Alex Tabarrok writes
It seems obvious that the computer is reasoning. It certainly isn’t simply remembering. It is reasoning and at a pretty high level! To say that the computer doesn’t “understand” seems little better than a statement of religious faith or speciesism…
It’s true that AI is just a set of electronic neurons none of which “understand” but my neurons don’t understand anything either. It’s the system that understands. The Chinese room understands in any objective evaluation and the fact that it fails on some subjective impression of what it is or isn’t like to be an AI or a person is a failure of imagination not an argument…
These arguments aren’t new but Searle’s thought experiment was first posed at a time when the output from AI looked stilted, limited, mechanical. It was easy to imagine that there was a difference in kind. Now the output from AI looks fluid, general, human. It’s harder to imagine there is a difference in kind.
Tabarrok uses an illustration of Searle’s Chinese room featuring a giant look-up table:
But as Scott Aaronson has emphasized [PDF], a machine that simply maps inputs to outputs by consulting a giant look-up table should not be considered “thinking” (although it could be considered to “know”). First, such a look-up table would be beyond astronomically large for any interesting AI task and hence physically infeasible to implement in the real universe. But more importantly, the fact that something is being looked up rather than computed undermines the idea that the system understands or is reasoning.

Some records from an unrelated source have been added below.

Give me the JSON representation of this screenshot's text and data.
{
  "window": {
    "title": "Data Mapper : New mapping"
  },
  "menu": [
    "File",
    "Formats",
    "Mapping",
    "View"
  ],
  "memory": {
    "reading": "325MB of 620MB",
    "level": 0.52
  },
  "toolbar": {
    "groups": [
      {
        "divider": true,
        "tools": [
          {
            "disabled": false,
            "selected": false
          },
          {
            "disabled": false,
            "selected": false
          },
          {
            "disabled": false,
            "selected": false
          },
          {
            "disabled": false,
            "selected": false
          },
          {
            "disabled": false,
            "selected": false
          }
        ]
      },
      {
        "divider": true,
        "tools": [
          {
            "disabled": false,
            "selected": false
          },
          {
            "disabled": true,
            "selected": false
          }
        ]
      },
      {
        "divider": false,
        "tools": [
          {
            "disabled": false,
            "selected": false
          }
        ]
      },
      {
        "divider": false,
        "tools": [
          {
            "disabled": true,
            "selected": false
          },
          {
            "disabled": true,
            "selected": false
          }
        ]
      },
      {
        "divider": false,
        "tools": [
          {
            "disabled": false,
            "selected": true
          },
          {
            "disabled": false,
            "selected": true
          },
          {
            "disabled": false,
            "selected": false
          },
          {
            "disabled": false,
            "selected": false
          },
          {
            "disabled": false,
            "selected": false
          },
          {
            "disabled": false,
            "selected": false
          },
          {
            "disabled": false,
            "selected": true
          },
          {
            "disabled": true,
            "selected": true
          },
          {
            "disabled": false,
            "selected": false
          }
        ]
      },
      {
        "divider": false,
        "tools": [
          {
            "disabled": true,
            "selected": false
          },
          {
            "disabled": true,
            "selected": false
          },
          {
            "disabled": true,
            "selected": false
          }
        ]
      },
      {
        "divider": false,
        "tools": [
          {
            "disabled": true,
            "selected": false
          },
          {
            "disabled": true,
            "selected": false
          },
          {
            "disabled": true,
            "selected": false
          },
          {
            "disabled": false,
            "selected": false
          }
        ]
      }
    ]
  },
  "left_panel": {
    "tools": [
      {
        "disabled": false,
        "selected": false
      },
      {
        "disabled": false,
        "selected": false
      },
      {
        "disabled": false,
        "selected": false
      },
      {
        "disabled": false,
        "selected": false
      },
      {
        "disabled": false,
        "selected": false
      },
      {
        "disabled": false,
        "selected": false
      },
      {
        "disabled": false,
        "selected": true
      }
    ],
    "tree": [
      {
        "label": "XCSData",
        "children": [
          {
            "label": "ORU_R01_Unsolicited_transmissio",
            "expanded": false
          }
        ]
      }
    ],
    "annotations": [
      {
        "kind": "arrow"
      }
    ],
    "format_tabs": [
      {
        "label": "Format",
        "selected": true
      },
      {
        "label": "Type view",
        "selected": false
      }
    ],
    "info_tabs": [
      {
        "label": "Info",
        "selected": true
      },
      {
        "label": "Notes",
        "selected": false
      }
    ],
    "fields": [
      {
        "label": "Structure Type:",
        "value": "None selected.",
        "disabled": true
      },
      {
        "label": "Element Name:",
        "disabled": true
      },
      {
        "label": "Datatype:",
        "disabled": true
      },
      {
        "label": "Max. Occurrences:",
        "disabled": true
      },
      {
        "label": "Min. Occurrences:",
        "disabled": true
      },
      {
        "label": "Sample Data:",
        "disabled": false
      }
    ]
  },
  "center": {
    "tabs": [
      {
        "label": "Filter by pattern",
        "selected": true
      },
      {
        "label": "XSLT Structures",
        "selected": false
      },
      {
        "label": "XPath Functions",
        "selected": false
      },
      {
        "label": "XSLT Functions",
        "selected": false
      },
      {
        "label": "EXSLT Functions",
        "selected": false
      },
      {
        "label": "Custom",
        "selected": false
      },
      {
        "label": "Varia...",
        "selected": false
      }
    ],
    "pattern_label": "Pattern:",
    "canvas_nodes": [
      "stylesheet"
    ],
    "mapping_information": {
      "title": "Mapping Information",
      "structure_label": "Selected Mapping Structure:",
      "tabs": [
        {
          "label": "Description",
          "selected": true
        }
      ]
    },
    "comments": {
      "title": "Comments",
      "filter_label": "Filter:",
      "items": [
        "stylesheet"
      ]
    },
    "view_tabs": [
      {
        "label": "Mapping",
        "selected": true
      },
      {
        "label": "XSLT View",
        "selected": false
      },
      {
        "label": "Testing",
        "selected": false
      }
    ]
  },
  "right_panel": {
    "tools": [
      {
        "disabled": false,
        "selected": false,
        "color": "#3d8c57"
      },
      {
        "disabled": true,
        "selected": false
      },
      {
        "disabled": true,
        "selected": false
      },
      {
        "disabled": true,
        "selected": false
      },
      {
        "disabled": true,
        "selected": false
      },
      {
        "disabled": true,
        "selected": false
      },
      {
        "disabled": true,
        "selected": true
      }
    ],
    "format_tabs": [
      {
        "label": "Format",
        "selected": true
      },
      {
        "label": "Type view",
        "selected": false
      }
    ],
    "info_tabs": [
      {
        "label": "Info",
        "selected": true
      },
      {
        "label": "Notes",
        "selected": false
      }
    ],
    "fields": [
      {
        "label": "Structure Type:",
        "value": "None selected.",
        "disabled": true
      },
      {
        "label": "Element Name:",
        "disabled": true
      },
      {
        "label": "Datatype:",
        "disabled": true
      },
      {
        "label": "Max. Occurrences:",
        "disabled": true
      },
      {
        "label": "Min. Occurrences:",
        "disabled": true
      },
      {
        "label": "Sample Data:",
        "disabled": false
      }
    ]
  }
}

Of course, GPT-3 and PaLM are not consulting a look-up table, but they are less flexible and arguably much less compressed than a human brain. They may do a large amount of nominal computation, but I suspect their computation is very inefficient and lies somewhere on the (logarithmically scaled) “spectrum of understanding” between a look-up table and the human brain. In this case, I think it’s fair to say they “only partially understand” or something like that.
Alex Tabarrok says that “it’s hard to imagine there is a difference in kind”, but I’d counter with the popular AI aphorism that “sufficient large quantitative difference are essentially qualitative”. Indeed, I’d say the recent results are still very consistent with — though by no means demonstrate — these closely related claims
- There is at least one large “missing piece” to understand about intelligence before AGI can be built with feasible resources.
- Scaling up current ML methods will become unfeasibly costly before they achieve human-level ability on most tasks — even if scaling up current methods could work in principle if given unlimited resources (just as for the more extreme case of a look-up table).
But who knows. Gwern is bullish.